Data about app and page elements:

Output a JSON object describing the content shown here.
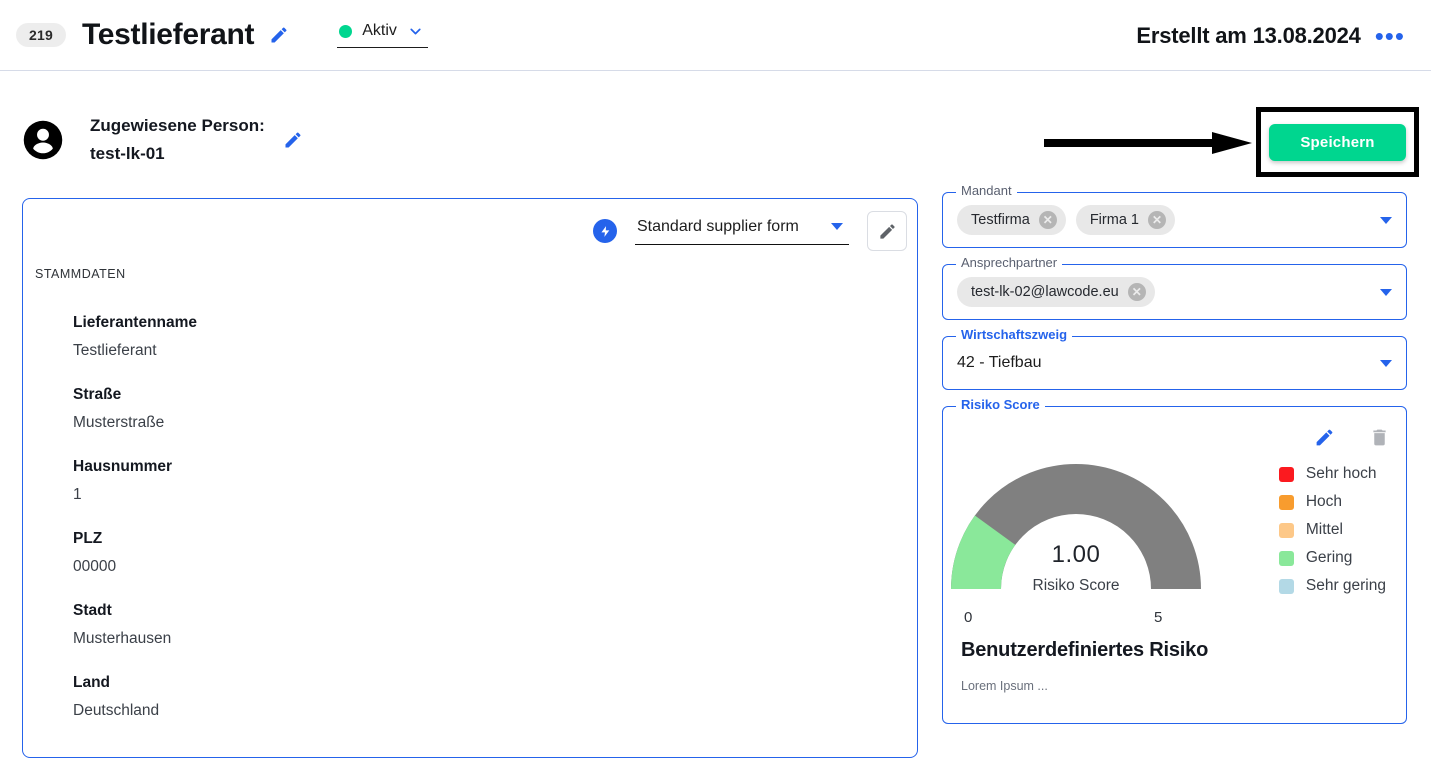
{
  "header": {
    "id_badge": "219",
    "title": "Testlieferant",
    "edit_icon": "pencil-icon",
    "status": {
      "label": "Aktiv",
      "dot_color": "#00d68f",
      "chevron_icon": "chevron-down-icon"
    },
    "created_text": "Erstellt am 13.08.2024",
    "more_menu": "•••"
  },
  "person": {
    "avatar_icon": "account-circle-icon",
    "label": "Zugewiesene Person:",
    "name": "test-lk-01",
    "edit_icon": "pencil-icon"
  },
  "save": {
    "label": "Speichern",
    "color": "#00d68f",
    "annotation_arrow": "arrow-right-annotation",
    "highlight_box": "black-highlight-box"
  },
  "form_card": {
    "bolt_icon": "lightning-bolt-icon",
    "form_select_value": "Standard supplier form",
    "edit_icon": "pencil-icon",
    "section_label": "STAMMDATEN",
    "fields": [
      {
        "label": "Lieferantenname",
        "value": "Testlieferant"
      },
      {
        "label": "Straße",
        "value": "Musterstraße"
      },
      {
        "label": "Hausnummer",
        "value": "1"
      },
      {
        "label": "PLZ",
        "value": "00000"
      },
      {
        "label": "Stadt",
        "value": "Musterhausen"
      },
      {
        "label": "Land",
        "value": "Deutschland"
      }
    ]
  },
  "side_panel": {
    "mandant": {
      "legend": "Mandant",
      "chips": [
        "Testfirma",
        "Firma 1"
      ],
      "dropdown_icon": "triangle-down-icon"
    },
    "ansprechpartner": {
      "legend": "Ansprechpartner",
      "chips": [
        "test-lk-02@lawcode.eu"
      ],
      "dropdown_icon": "triangle-down-icon"
    },
    "wirtschaftszweig": {
      "legend": "Wirtschaftszweig",
      "value": "42 - Tiefbau",
      "dropdown_icon": "triangle-down-icon"
    },
    "risiko": {
      "legend": "Risiko Score",
      "edit_icon": "pencil-icon",
      "delete_icon": "trash-icon",
      "custom_title": "Benutzerdefiniertes Risiko",
      "custom_note": "Lorem Ipsum ..."
    }
  },
  "chart_data": {
    "type": "gauge",
    "title": "Risiko Score",
    "value": 1.0,
    "value_label": "1.00",
    "min": 0,
    "max": 5,
    "min_label": "0",
    "max_label": "5",
    "filled_color": "#8ae89a",
    "track_color": "#808080",
    "legend_position": "right",
    "legend": [
      {
        "label": "Sehr hoch",
        "color": "#fb1a1f"
      },
      {
        "label": "Hoch",
        "color": "#f89c2e"
      },
      {
        "label": "Mittel",
        "color": "#fdc888"
      },
      {
        "label": "Gering",
        "color": "#8ae89a"
      },
      {
        "label": "Sehr gering",
        "color": "#b3d9e6"
      }
    ]
  }
}
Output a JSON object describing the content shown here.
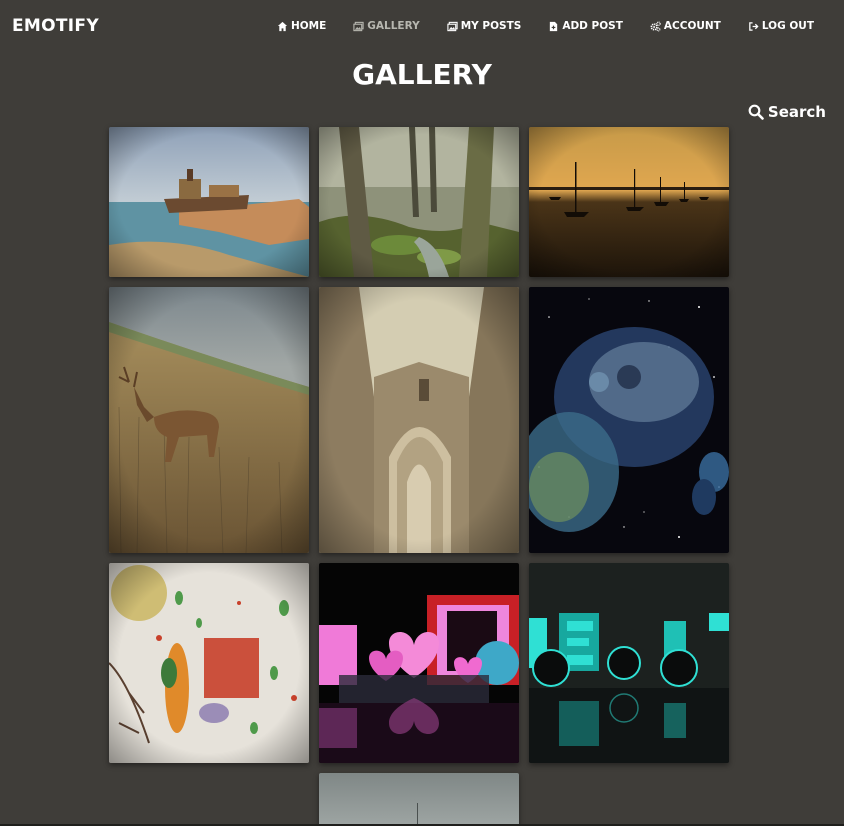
{
  "app": {
    "brand": "EMOTIFY"
  },
  "nav": [
    {
      "label": "HOME",
      "icon": "home-icon",
      "active": false
    },
    {
      "label": "GALLERY",
      "icon": "gallery-icon",
      "active": true
    },
    {
      "label": "MY POSTS",
      "icon": "posts-icon",
      "active": false
    },
    {
      "label": "ADD POST",
      "icon": "add-post-icon",
      "active": false
    },
    {
      "label": "ACCOUNT",
      "icon": "gears-icon",
      "active": false
    },
    {
      "label": "LOG OUT",
      "icon": "logout-icon",
      "active": false
    }
  ],
  "page": {
    "title": "GALLERY"
  },
  "search": {
    "label": "Search",
    "icon": "search-icon"
  },
  "gallery": {
    "images": [
      {
        "subject": "shipwreck on rocky shore",
        "palette": [
          "#a9b8c9",
          "#5a8fa0",
          "#c9a06a"
        ]
      },
      {
        "subject": "mossy forest stream",
        "palette": [
          "#a4a98f",
          "#5d6b3c",
          "#3f4631"
        ]
      },
      {
        "subject": "sailboats at sunset",
        "palette": [
          "#d49a45",
          "#5a3d1c",
          "#231a10"
        ]
      },
      {
        "subject": "deer in golden grass",
        "palette": [
          "#8e9aa0",
          "#a98d5e",
          "#6c5434"
        ]
      },
      {
        "subject": "gothic ruined archway",
        "palette": [
          "#d4cdb2",
          "#8b7a5e",
          "#5e513d"
        ]
      },
      {
        "subject": "astronauts in space bubble",
        "palette": [
          "#06060c",
          "#3d5c8c",
          "#9cc2d9"
        ]
      },
      {
        "subject": "child painting",
        "palette": [
          "#e8e4dd",
          "#c0452d",
          "#4f9a4a"
        ]
      },
      {
        "subject": "pink hearts 3d text",
        "palette": [
          "#0a0a0a",
          "#f26fd4",
          "#c82026"
        ]
      },
      {
        "subject": "neon 3d text",
        "palette": [
          "#1a1f1d",
          "#2fe0d4",
          "#0a0c0c"
        ]
      },
      {
        "subject": "grey sky landscape",
        "palette": [
          "#8a9190",
          "#5f6766",
          "#3f4544"
        ]
      }
    ]
  },
  "colors": {
    "background": "#3f3d39",
    "nav_active": "#b7b7b0",
    "text": "#ffffff"
  }
}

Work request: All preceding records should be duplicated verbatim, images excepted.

Answer box:
Output a JSON object describing the content shown here.
{
  "header": {
    "id_badge": "219",
    "title": "Testlieferant",
    "edit_icon": "pencil-icon",
    "status": {
      "label": "Aktiv",
      "dot_color": "#00d68f",
      "chevron_icon": "chevron-down-icon"
    },
    "created_text": "Erstellt am 13.08.2024",
    "more_menu": "•••"
  },
  "person": {
    "avatar_icon": "account-circle-icon",
    "label": "Zugewiesene Person:",
    "name": "test-lk-01",
    "edit_icon": "pencil-icon"
  },
  "save": {
    "label": "Speichern",
    "color": "#00d68f",
    "annotation_arrow": "arrow-right-annotation",
    "highlight_box": "black-highlight-box"
  },
  "form_card": {
    "bolt_icon": "lightning-bolt-icon",
    "form_select_value": "Standard supplier form",
    "edit_icon": "pencil-icon",
    "section_label": "STAMMDATEN",
    "fields": [
      {
        "label": "Lieferantenname",
        "value": "Testlieferant"
      },
      {
        "label": "Straße",
        "value": "Musterstraße"
      },
      {
        "label": "Hausnummer",
        "value": "1"
      },
      {
        "label": "PLZ",
        "value": "00000"
      },
      {
        "label": "Stadt",
        "value": "Musterhausen"
      },
      {
        "label": "Land",
        "value": "Deutschland"
      }
    ]
  },
  "side_panel": {
    "mandant": {
      "legend": "Mandant",
      "chips": [
        "Testfirma",
        "Firma 1"
      ],
      "dropdown_icon": "triangle-down-icon"
    },
    "ansprechpartner": {
      "legend": "Ansprechpartner",
      "chips": [
        "test-lk-02@lawcode.eu"
      ],
      "dropdown_icon": "triangle-down-icon"
    },
    "wirtschaftszweig": {
      "legend": "Wirtschaftszweig",
      "value": "42 - Tiefbau",
      "dropdown_icon": "triangle-down-icon"
    },
    "risiko": {
      "legend": "Risiko Score",
      "edit_icon": "pencil-icon",
      "delete_icon": "trash-icon",
      "custom_title": "Benutzerdefiniertes Risiko",
      "custom_note": "Lorem Ipsum ..."
    }
  },
  "chart_data": {
    "type": "gauge",
    "title": "Risiko Score",
    "value": 1.0,
    "value_label": "1.00",
    "min": 0,
    "max": 5,
    "min_label": "0",
    "max_label": "5",
    "filled_color": "#8ae89a",
    "track_color": "#808080",
    "legend_position": "right",
    "legend": [
      {
        "label": "Sehr hoch",
        "color": "#fb1a1f"
      },
      {
        "label": "Hoch",
        "color": "#f89c2e"
      },
      {
        "label": "Mittel",
        "color": "#fdc888"
      },
      {
        "label": "Gering",
        "color": "#8ae89a"
      },
      {
        "label": "Sehr gering",
        "color": "#b3d9e6"
      }
    ]
  }
}
Output a JSON object describing the content shown here.
{
  "app": {
    "brand": "EMOTIFY"
  },
  "nav": [
    {
      "label": "HOME",
      "icon": "home-icon",
      "active": false
    },
    {
      "label": "GALLERY",
      "icon": "gallery-icon",
      "active": true
    },
    {
      "label": "MY POSTS",
      "icon": "posts-icon",
      "active": false
    },
    {
      "label": "ADD POST",
      "icon": "add-post-icon",
      "active": false
    },
    {
      "label": "ACCOUNT",
      "icon": "gears-icon",
      "active": false
    },
    {
      "label": "LOG OUT",
      "icon": "logout-icon",
      "active": false
    }
  ],
  "page": {
    "title": "GALLERY"
  },
  "search": {
    "label": "Search",
    "icon": "search-icon"
  },
  "gallery": {
    "images": [
      {
        "subject": "shipwreck on rocky shore",
        "palette": [
          "#a9b8c9",
          "#5a8fa0",
          "#c9a06a"
        ]
      },
      {
        "subject": "mossy forest stream",
        "palette": [
          "#a4a98f",
          "#5d6b3c",
          "#3f4631"
        ]
      },
      {
        "subject": "sailboats at sunset",
        "palette": [
          "#d49a45",
          "#5a3d1c",
          "#231a10"
        ]
      },
      {
        "subject": "deer in golden grass",
        "palette": [
          "#8e9aa0",
          "#a98d5e",
          "#6c5434"
        ]
      },
      {
        "subject": "gothic ruined archway",
        "palette": [
          "#d4cdb2",
          "#8b7a5e",
          "#5e513d"
        ]
      },
      {
        "subject": "astronauts in space bubble",
        "palette": [
          "#06060c",
          "#3d5c8c",
          "#9cc2d9"
        ]
      },
      {
        "subject": "child painting",
        "palette": [
          "#e8e4dd",
          "#c0452d",
          "#4f9a4a"
        ]
      },
      {
        "subject": "pink hearts 3d text",
        "palette": [
          "#0a0a0a",
          "#f26fd4",
          "#c82026"
        ]
      },
      {
        "subject": "neon 3d text",
        "palette": [
          "#1a1f1d",
          "#2fe0d4",
          "#0a0c0c"
        ]
      },
      {
        "subject": "grey sky landscape",
        "palette": [
          "#8a9190",
          "#5f6766",
          "#3f4544"
        ]
      }
    ]
  },
  "colors": {
    "background": "#3f3d39",
    "nav_active": "#b7b7b0",
    "text": "#ffffff"
  }
}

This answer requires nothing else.